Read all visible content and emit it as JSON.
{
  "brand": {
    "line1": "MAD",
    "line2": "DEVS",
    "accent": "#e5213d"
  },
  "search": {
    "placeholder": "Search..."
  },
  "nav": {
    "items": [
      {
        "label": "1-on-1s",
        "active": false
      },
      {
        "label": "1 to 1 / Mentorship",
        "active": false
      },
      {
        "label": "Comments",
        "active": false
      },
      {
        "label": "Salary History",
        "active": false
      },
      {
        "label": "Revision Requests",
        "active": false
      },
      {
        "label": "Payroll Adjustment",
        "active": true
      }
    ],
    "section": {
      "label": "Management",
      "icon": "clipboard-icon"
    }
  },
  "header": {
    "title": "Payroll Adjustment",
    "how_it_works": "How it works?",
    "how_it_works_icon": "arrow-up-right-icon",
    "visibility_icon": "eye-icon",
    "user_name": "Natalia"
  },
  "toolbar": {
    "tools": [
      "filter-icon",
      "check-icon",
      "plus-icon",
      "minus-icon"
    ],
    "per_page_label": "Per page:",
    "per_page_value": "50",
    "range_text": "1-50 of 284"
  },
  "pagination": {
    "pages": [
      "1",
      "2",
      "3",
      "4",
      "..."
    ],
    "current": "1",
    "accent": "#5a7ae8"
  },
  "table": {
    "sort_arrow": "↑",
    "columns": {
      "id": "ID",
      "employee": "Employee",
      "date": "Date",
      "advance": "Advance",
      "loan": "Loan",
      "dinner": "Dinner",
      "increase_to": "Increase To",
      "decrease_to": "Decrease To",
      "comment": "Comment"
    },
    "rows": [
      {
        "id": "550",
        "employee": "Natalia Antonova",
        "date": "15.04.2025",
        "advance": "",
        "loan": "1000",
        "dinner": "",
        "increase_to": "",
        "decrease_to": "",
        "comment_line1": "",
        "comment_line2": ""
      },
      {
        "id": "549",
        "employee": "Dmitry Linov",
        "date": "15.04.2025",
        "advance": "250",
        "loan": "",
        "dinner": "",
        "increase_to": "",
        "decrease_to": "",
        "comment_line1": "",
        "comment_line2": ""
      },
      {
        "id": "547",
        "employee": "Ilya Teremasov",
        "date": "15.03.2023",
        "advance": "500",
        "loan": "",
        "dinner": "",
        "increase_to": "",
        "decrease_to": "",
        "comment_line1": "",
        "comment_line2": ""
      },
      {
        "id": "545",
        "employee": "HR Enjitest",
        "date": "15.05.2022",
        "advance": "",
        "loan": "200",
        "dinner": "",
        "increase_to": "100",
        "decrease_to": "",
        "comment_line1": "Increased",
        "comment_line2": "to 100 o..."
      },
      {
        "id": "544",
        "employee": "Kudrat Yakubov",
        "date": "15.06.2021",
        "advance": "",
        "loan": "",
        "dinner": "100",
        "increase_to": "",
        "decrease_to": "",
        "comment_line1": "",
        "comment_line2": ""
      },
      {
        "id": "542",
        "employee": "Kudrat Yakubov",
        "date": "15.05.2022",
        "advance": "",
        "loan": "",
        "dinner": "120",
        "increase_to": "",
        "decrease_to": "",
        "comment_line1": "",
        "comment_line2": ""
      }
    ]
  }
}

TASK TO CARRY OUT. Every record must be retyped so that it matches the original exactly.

WRITTEN REPLY.
Read all visible content and emit it as JSON.
{
  "brand": {
    "line1": "MAD",
    "line2": "DEVS",
    "accent": "#e5213d"
  },
  "search": {
    "placeholder": "Search..."
  },
  "nav": {
    "items": [
      {
        "label": "1-on-1s",
        "active": false
      },
      {
        "label": "1 to 1 / Mentorship",
        "active": false
      },
      {
        "label": "Comments",
        "active": false
      },
      {
        "label": "Salary History",
        "active": false
      },
      {
        "label": "Revision Requests",
        "active": false
      },
      {
        "label": "Payroll Adjustment",
        "active": true
      }
    ],
    "section": {
      "label": "Management",
      "icon": "clipboard-icon"
    }
  },
  "header": {
    "title": "Payroll Adjustment",
    "how_it_works": "How it works?",
    "how_it_works_icon": "arrow-up-right-icon",
    "visibility_icon": "eye-icon",
    "user_name": "Natalia"
  },
  "toolbar": {
    "tools": [
      "filter-icon",
      "check-icon",
      "plus-icon",
      "minus-icon"
    ],
    "per_page_label": "Per page:",
    "per_page_value": "50",
    "range_text": "1-50 of 284"
  },
  "pagination": {
    "pages": [
      "1",
      "2",
      "3",
      "4",
      "..."
    ],
    "current": "1",
    "accent": "#5a7ae8"
  },
  "table": {
    "sort_arrow": "↑",
    "columns": {
      "id": "ID",
      "employee": "Employee",
      "date": "Date",
      "advance": "Advance",
      "loan": "Loan",
      "dinner": "Dinner",
      "increase_to": "Increase To",
      "decrease_to": "Decrease To",
      "comment": "Comment"
    },
    "rows": [
      {
        "id": "550",
        "employee": "Natalia Antonova",
        "date": "15.04.2025",
        "advance": "",
        "loan": "1000",
        "dinner": "",
        "increase_to": "",
        "decrease_to": "",
        "comment_line1": "",
        "comment_line2": ""
      },
      {
        "id": "549",
        "employee": "Dmitry Linov",
        "date": "15.04.2025",
        "advance": "250",
        "loan": "",
        "dinner": "",
        "increase_to": "",
        "decrease_to": "",
        "comment_line1": "",
        "comment_line2": ""
      },
      {
        "id": "547",
        "employee": "Ilya Teremasov",
        "date": "15.03.2023",
        "advance": "500",
        "loan": "",
        "dinner": "",
        "increase_to": "",
        "decrease_to": "",
        "comment_line1": "",
        "comment_line2": ""
      },
      {
        "id": "545",
        "employee": "HR Enjitest",
        "date": "15.05.2022",
        "advance": "",
        "loan": "200",
        "dinner": "",
        "increase_to": "100",
        "decrease_to": "",
        "comment_line1": "Increased",
        "comment_line2": "to 100 o..."
      },
      {
        "id": "544",
        "employee": "Kudrat Yakubov",
        "date": "15.06.2021",
        "advance": "",
        "loan": "",
        "dinner": "100",
        "increase_to": "",
        "decrease_to": "",
        "comment_line1": "",
        "comment_line2": ""
      },
      {
        "id": "542",
        "employee": "Kudrat Yakubov",
        "date": "15.05.2022",
        "advance": "",
        "loan": "",
        "dinner": "120",
        "increase_to": "",
        "decrease_to": "",
        "comment_line1": "",
        "comment_line2": ""
      }
    ]
  }
}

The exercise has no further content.